10 great examples of data visualization design
Looking for information on the internet has become second nature. New generations of people are growing up with no concept of researching and learning any other way. With instant access to knowledge comes the demand on companies to get the most information to their viewer as quickly and efficiently as possible. Data is everywhere now, from Google analytics, to Netflix recommendations, toâ€¦ well virtually anything you want these days.
Enter visualized data designs. Not only do these graphics breakdown large amounts of complex data into clear, digestible chunks for the viewer, they also leave a world of possibility when it comes to creating something the viewer will remember. Big data analytics can lead to a lot of insightful information, educating the viewer on an entire topic without boring them with excess information and unnecessary backstory.
10 impressive examples
Macrometeorites teaches people about all the largest meteorites in history. Condensed onto one screen, the creator uses a grayscale map and contrasts meteorite hits with vibrant yellow and orange circles that gives the viewer more information as they navigate across the page.
The Wind Map is an incredible, real-time visualization of wind speeds and patterns across the U.S. The map avoids the feeling of being overcrowded or visually unsettling by sticking to a monochromatic color scheme, which makes it much easier for the eye to understand.
Worldshapin lets you compare health, carbon footprint, workplace equality, living standards, population, and education in various countries. The visual display is unusual, but simple and effective. There is also an informational box on each country you choose, so you can see the actual numbers.

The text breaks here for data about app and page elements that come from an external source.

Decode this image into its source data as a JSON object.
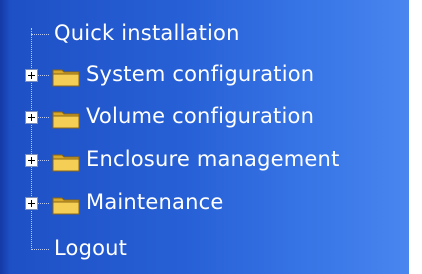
{
  "menu": {
    "items": [
      {
        "label": "Quick installation",
        "type": "leaf"
      },
      {
        "label": "System configuration",
        "type": "folder",
        "expanded": false
      },
      {
        "label": "Volume configuration",
        "type": "folder",
        "expanded": false
      },
      {
        "label": "Enclosure management",
        "type": "folder",
        "expanded": false
      },
      {
        "label": "Maintenance",
        "type": "folder",
        "expanded": false
      },
      {
        "label": "Logout",
        "type": "leaf"
      }
    ]
  },
  "colors": {
    "panel_start": "#1e4fc4",
    "panel_end": "#4a86ef",
    "text": "#ffffff",
    "folder": "#f2c94c"
  },
  "icons": {
    "expander": "plus-box-icon",
    "folder": "folder-icon"
  }
}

Any high school freshman has felt the pain of trying to decipher The Iliad. This graphic helps people figure out exactly whom Homer is talking about in each chapter of this epic tale. Using bright neons to classify each character’s rank, the designer emphasizes the prevalence of their role by changing the size of their name, making it easy to find exactly what you need.
Talking about gay rights in America can be tricky. It’s a very complicated and sensitive subject, but this visualization manages to break down all the various laws by state and region. Color coated blocks line up to educate the viewer on what states do and don’t allow legally.
Audiomap is a great site to discover new music by letting you choose the direction you want to take relating artists to one another. Select an artist and hit expand to see similar choices. Follow the chain as far as you want. Your favorite artist could lead you to a forgotten band or a classic you’ve never heard of before.
Gathering data on the most popular colors worn in Cambridge has led to the creation of a piece of artwork with this visualization. By setting up a fixed camera and taking hundreds of shots over time, this designer created a complex network of connected colors seen on the street that doubles as abstract art.
By harvesting statements of emotion from all over the internet, We Feel Fine has created a web of over 15,000 feelings that can be searched by different demographics. With brightly colored “particles” floating around on a dark background, users can pick any one out and read what the person has said in regard to that emotion.
The Yearlight Calendar displays various types of light in your area (twilight, darkness, daylight, and moonlight) for each day of the year. The data is clearly displayed, but still easy to dissect and look at.
Liveplasma has created a very fun and interactive site to help people discover artists, movies and books. Not only can you sample some of the works you search for, but it also displays popular pieces by the same person and links it with other similar works that you might like with brightly colored threads on a white background.